William Barr is one of the men who helped build America’s surveillance state. William Barr is a man who has been demanding Apple give him an encryption backdoor. And William Barr, somehow, cares about your privacy.
In a recent speech, Attorney General Barr said:
Do you think when Apple sells phones in China that Apple phones in China are impervious to penetration by Chinese authorities? They wouldn’t be sold if they were impervious to Chinese authorities. What we’ve asked for is when we have a warrant from a court, that we should be able to get into those cell phones. That’s the double standard that has been emerging among American tech companies.
In 2015 and 2016, the FBI tried to get Apple CEO Tim Cook to hack an IPhone that had previously belonged to a terrorist.

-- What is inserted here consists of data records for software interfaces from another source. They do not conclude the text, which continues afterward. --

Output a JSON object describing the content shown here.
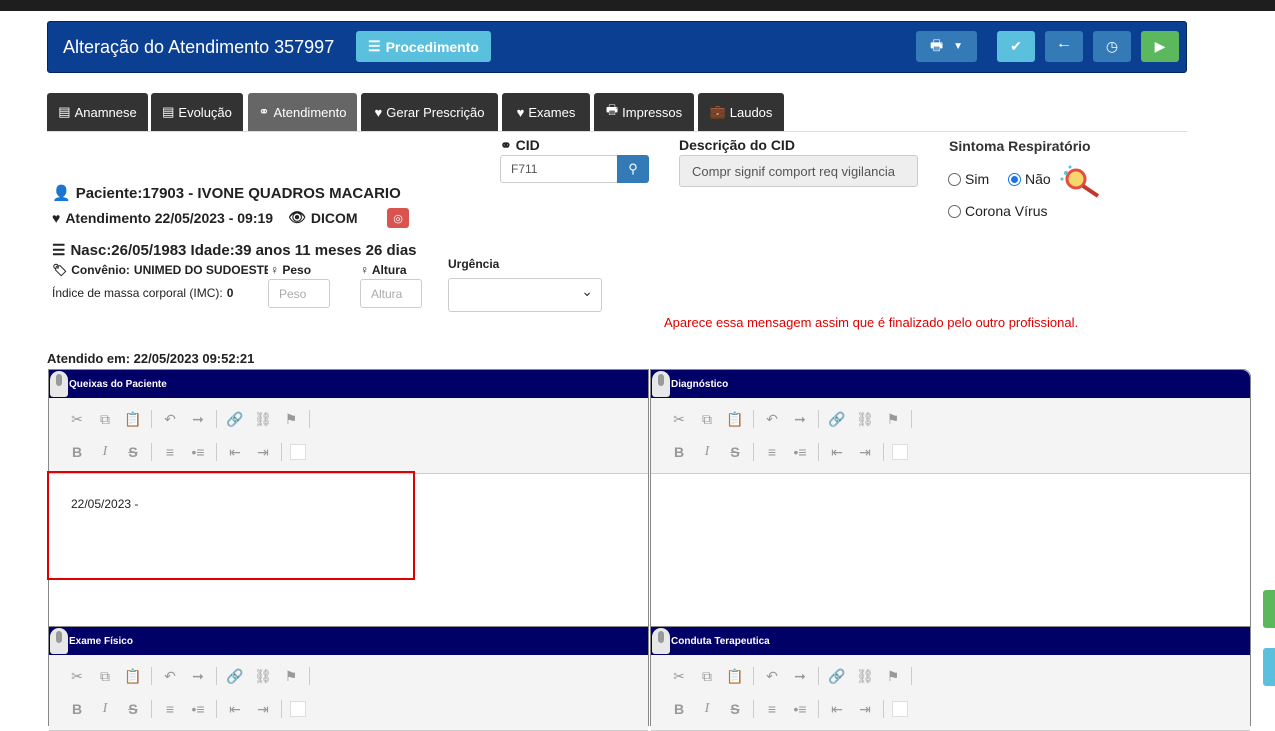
{
  "header": {
    "title": "Alteração do Atendimento 357997",
    "procedimento_label": "Procedimento",
    "colors": {
      "bar": "#0a3f91",
      "info": "#5bc0de",
      "primary": "#337ab7",
      "success": "#5cb85c"
    },
    "icons": [
      "print-icon",
      "check-icon",
      "arrow-left-icon",
      "clock-icon",
      "video-icon"
    ]
  },
  "tabs": [
    {
      "label": "Anamnese",
      "icon": "calendar-icon"
    },
    {
      "label": "Evolução",
      "icon": "calendar-icon"
    },
    {
      "label": "Atendimento",
      "icon": "stethoscope-icon",
      "active": true
    },
    {
      "label": "Gerar Prescrição",
      "icon": "heart-icon"
    },
    {
      "label": "Exames",
      "icon": "heartbeat-icon"
    },
    {
      "label": "Impressos",
      "icon": "print-icon"
    },
    {
      "label": "Laudos",
      "icon": "briefcase-icon"
    }
  ],
  "cid": {
    "label": "CID",
    "value": "F711"
  },
  "cid_desc": {
    "label": "Descrição do CID",
    "value": "Compr signif comport req vigilancia"
  },
  "sintoma": {
    "label": "Sintoma Respiratório",
    "options": [
      "Sim",
      "Não",
      "Corona Vírus"
    ],
    "selected": "Não"
  },
  "patient": {
    "name": "Paciente:17903 - IVONE QUADROS MACARIO",
    "atendimento": "Atendimento 22/05/2023 - 09:19",
    "dicom": "DICOM",
    "nasc": "Nasc:26/05/1983 Idade:39 anos 11 meses 26 dias",
    "convenio_label": "Convênio:",
    "convenio_value": "UNIMED DO SUDOESTE",
    "imc_label": "Índice de massa corporal (IMC):",
    "imc_value": "0"
  },
  "peso": {
    "label": "Peso",
    "placeholder": "Peso"
  },
  "altura": {
    "label": "Altura",
    "placeholder": "Altura"
  },
  "urgencia": {
    "label": "Urgência",
    "value": ""
  },
  "message": "Aparece essa mensagem assim que é finalizado pelo outro profissional.",
  "atendido_em": "Atendido em: 22/05/2023 09:52:21",
  "panels": {
    "queixas": {
      "title": "Queixas do Paciente",
      "content": "22/05/2023 -"
    },
    "diagnostico": {
      "title": "Diagnóstico",
      "content": ""
    },
    "exame_fisico": {
      "title": "Exame Físico",
      "content": ""
    },
    "conduta": {
      "title": "Conduta Terapeutica",
      "content": ""
    }
  }
}
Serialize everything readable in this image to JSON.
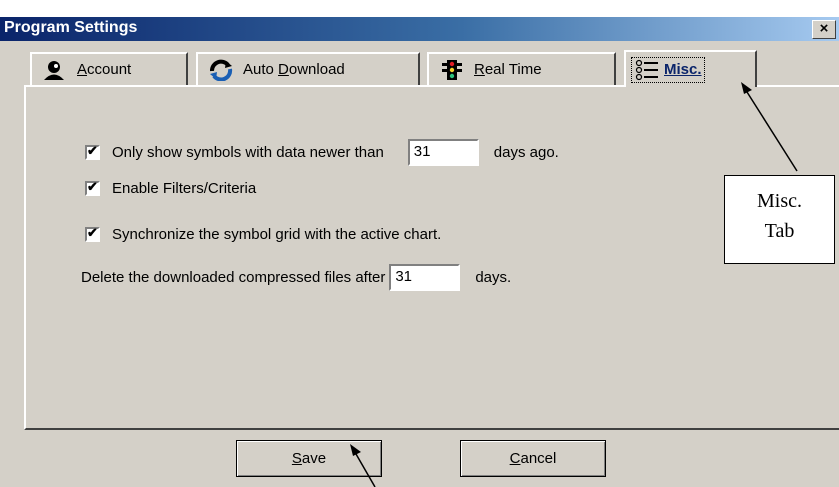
{
  "window": {
    "title": "Program Settings",
    "close_glyph": "×"
  },
  "tabs": [
    {
      "label_prefix": "",
      "label_ul": "A",
      "label_rest": "ccount",
      "icon": "account-icon",
      "active": false
    },
    {
      "label_prefix": "Auto ",
      "label_ul": "D",
      "label_rest": "ownload",
      "icon": "auto-download-icon",
      "active": false
    },
    {
      "label_prefix": "",
      "label_ul": "R",
      "label_rest": "eal Time",
      "icon": "traffic-light-icon",
      "active": false
    },
    {
      "label_prefix": "",
      "label_ul": "Misc.",
      "label_rest": "",
      "icon": "misc-list-icon",
      "active": true
    }
  ],
  "options": {
    "newer_data": {
      "label": "Only show symbols with data newer than",
      "value": "31",
      "suffix": "days ago.",
      "checked": true
    },
    "filters": {
      "label": "Enable Filters/Criteria",
      "checked": true
    },
    "sync_grid": {
      "label": "Synchronize the symbol grid with the active chart.",
      "checked": true
    },
    "delete_files": {
      "label": "Delete the downloaded compressed files after",
      "value": "31",
      "suffix": "days."
    }
  },
  "buttons": {
    "save": "Save",
    "cancel": "Cancel"
  },
  "annotation": {
    "line1": "Misc.",
    "line2": "Tab"
  }
}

As mentioned above, much of the federal government has been begging Apple to create a way to bypass encryption ever since. Yet, the hypothetical event of this same action being done by China is reason to punish companies that associate with them?
We see the same thing happening with TikTok, which major politicians are promising us that a company based in California is actually run by China based on no evidence other than it deleting political content — as if the app is for kids to make dance videos with. The data TikTok collects is clearly spelled out on the website, compared to the federal government who was caught hiding the forms of data is was collecting until the information was leaked a decade after they started.
To quote Caitlin Johnstone:
To be clear, they’re not talking about banning TikTok because of data mining, they are talking about banning TikTok because of data mining that isn’t run by western oligarchs and intelligence agencies.
TikTok collects next to nothing compared to what the NSA, CIA, and FBI try to keep on you. FaceBook, while a slightly worse offender, still does not even come close. Yet, outside of a few (Mr. Enter for example) people have been entirely silent on government data collection while treating private data collection like the end of the world.
People often mock libertarianism by saying our ideology lets private companies act as government (which it doesn’t, but that’s another story). However, these same people scream about private data collection like it’s the first step in dictatorship.
The argument often made is that this company is a monopoly (as I’ve said many times, you guys ever notice how everyone who says FaceBook is a monopoly has a Twitter?), however, what monopoly is bigger and more obvious than government monopoly? For that matter, I can’t help but notice that some of those who make this argument (Sohrab Aharmi and Will Chamberlain for example) has started using alternatives to these monopolies — moving from Twitter to Parler, which Chamberlain previous mocked as “a shinny toy.”
The call for nationalization of the internet got stronger yesterday when Twitter was hacked for a brief time. In response, Senator Hawley demanded Twitter go to the FBI and Department Of Justice and have them do security for them.
Wait a minute, the federal government gets hacked all the time. Seriously, it seems like once a year a new hacking comes about where all new classified information is leaked — yet I’m supposed to trust them with Twitter’s security?
Of course, this just one step towards full on nationalization — which is what Hawley’s fans want anyway. Such a concept could make it so being banned from Twitter is the same as getting arrested — but that’s a different story for another time.
Here’s the simple fact: The government is not mad because your privacy is being violated, they’re mad because it’s not them doing it.